A review by David Munro
For anyone who enjoys visiting Falkland Palace, exploring the streets, wynds and closes of historic Falkland or strolling through the leafy designed landscape of the Falkland Estate, the publications of The Falkland Society are an invaluable source shedding light on this idyllic corner of Fife in the shadow of the Lomond Hills.
Hot off the press, as 2020 draws to a close, is the latest offering from The Falkland Society - a 560-page hardback volume entitled Falkland and its People 1901-1913. Researched by Thomas Playfair and edited by Ross Burgess, this new book draws on a wide range of newspapers, Town Council minutes and Falkland Estate papers to reveal a fascinating insight into all aspects of daily life in Falkland in the Edwardian period. More than 60 illustrations and four maps also provide a visual feast highlighting people, places and events of the time.
Between the pages we can visualise the last days of handloom weaving and the growth of linen and floorcloth factories as major employers alongside the arrival of motor cars, the telephone and piped water as well as plans for a Falkland Light Railway. In addition to local markets, fairs and sporting activities, great social events are recorded such as celebrations to mark the coronation of King Edward VII and the wedding of local laird Lord Ninian Crichton-Stuart.

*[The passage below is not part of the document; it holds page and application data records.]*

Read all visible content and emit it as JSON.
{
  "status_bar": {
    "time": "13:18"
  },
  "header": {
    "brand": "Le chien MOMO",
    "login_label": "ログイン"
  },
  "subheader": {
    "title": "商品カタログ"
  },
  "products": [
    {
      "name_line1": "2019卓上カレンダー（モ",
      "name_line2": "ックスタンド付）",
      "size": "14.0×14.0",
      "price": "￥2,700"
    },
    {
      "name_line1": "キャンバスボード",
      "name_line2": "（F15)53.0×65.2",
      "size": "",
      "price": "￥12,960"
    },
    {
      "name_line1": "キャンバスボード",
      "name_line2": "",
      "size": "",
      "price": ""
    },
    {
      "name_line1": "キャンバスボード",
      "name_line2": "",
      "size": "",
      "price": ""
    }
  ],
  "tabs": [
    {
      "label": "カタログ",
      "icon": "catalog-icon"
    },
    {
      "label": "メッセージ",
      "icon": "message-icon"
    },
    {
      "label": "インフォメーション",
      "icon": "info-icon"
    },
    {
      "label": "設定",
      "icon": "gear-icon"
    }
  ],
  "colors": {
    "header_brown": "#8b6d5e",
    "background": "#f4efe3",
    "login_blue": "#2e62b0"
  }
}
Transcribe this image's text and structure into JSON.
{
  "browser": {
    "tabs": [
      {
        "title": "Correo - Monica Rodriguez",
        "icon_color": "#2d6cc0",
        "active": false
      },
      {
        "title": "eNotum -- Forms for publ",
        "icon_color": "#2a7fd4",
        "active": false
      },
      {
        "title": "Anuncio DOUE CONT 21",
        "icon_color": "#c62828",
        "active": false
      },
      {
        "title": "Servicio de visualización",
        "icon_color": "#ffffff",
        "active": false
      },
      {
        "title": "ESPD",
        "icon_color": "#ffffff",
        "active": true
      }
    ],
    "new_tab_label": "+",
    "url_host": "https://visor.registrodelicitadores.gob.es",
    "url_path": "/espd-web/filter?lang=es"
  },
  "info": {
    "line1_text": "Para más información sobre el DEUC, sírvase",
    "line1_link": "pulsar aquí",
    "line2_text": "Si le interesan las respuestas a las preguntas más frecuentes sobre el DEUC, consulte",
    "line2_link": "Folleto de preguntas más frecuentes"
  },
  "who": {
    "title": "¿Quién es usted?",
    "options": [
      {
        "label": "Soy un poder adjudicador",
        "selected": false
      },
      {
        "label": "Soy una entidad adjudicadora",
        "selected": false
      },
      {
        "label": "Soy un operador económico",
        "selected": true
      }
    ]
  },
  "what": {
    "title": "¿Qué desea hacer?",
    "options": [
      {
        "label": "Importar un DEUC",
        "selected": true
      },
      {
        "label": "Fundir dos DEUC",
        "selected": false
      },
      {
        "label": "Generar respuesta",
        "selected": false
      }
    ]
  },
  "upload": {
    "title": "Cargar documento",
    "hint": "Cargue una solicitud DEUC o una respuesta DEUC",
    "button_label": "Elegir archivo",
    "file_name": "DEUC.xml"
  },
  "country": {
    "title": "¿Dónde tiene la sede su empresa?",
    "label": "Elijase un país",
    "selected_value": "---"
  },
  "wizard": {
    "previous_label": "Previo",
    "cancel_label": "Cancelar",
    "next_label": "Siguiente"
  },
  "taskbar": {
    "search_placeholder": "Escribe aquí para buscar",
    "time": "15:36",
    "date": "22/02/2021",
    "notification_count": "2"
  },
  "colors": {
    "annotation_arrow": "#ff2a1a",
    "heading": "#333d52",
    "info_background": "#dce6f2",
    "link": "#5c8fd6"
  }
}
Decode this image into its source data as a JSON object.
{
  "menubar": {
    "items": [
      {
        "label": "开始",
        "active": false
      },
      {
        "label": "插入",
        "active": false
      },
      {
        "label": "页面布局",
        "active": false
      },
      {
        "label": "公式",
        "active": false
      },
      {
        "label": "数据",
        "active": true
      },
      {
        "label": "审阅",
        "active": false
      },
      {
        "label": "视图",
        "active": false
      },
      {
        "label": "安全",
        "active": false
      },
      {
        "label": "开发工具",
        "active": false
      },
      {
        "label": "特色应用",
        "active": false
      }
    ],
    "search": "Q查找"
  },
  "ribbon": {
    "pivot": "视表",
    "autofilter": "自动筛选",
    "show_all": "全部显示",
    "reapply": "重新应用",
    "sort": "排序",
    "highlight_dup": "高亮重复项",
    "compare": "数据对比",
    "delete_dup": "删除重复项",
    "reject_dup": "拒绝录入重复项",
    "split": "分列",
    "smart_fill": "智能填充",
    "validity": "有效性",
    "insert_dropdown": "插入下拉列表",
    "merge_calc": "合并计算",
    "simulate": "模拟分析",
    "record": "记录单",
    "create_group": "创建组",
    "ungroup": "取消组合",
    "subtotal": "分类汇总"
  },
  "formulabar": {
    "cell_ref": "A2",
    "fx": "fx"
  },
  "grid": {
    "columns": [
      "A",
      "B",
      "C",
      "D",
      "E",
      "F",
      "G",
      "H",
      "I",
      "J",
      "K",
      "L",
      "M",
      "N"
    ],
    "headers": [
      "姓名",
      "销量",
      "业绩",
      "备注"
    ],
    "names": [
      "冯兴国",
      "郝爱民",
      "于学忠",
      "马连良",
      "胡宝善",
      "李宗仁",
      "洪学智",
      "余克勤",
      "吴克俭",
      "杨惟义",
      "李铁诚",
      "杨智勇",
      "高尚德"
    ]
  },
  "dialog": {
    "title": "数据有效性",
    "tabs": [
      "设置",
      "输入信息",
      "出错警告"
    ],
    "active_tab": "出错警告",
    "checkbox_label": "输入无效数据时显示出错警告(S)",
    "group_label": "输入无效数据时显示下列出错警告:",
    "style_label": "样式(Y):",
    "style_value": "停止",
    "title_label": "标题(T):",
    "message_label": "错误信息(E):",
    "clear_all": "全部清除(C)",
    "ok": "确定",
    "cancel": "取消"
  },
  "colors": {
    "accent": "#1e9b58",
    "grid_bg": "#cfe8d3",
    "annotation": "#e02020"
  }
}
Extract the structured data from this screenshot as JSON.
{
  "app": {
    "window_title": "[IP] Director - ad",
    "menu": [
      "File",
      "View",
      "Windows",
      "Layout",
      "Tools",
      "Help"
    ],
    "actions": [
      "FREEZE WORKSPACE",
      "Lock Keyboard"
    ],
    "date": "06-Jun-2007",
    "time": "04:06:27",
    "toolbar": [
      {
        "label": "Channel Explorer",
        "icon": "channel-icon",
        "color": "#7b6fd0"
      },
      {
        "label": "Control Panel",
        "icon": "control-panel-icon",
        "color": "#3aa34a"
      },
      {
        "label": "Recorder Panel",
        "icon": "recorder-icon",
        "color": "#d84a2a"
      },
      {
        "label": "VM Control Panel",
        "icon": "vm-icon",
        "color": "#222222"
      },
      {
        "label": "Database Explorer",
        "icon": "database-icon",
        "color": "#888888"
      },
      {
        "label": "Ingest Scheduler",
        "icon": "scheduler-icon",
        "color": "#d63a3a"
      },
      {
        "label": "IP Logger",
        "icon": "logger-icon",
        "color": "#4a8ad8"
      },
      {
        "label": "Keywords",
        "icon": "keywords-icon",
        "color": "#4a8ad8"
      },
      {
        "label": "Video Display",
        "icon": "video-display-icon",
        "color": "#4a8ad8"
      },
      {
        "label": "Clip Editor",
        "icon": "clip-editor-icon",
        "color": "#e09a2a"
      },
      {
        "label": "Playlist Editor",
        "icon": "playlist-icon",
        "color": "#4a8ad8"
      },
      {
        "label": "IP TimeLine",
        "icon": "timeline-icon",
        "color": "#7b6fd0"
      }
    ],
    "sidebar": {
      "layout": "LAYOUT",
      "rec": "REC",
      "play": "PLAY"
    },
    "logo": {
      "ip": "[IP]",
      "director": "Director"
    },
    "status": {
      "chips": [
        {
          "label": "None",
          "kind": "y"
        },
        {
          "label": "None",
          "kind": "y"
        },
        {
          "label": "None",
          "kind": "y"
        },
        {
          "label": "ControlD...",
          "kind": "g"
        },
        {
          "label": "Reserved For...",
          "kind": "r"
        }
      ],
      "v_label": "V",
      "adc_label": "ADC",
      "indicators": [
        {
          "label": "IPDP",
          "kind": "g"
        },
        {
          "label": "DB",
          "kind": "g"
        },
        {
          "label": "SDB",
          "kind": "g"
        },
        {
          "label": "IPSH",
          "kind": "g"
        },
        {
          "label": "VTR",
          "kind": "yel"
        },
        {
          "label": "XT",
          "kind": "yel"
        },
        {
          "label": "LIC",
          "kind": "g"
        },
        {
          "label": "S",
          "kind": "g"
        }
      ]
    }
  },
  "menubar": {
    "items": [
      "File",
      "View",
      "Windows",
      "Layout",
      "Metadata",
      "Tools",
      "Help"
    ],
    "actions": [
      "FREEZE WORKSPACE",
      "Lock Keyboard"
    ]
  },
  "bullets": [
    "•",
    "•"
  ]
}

Read also about petty criminal activities that include hen raids, coal stealing, hawking beer, poaching and the stealing of pies from a baker’s shop by youngsters of 14 years and under for which punishment was meted out by administering strokes of the birch as a means of “keeping them out of mischief.” Find out about the three-week autumn potato lifting holiday and the threat posed by the Women’s Suffragette movement in the summer of 1913 when Falkland Palace was closed for fear of vandalism by militants. The approaching war is scarcely mentioned though, apart from a passing reference to recruiting for the Highlands Cyclist Battalion.
Full of fascinating detail, this is a book to dip into in search of local insights prior to great changes that would see so many of the people in the narrative of this community swept away as war engulfed the world.
Dr David M. Munro MBE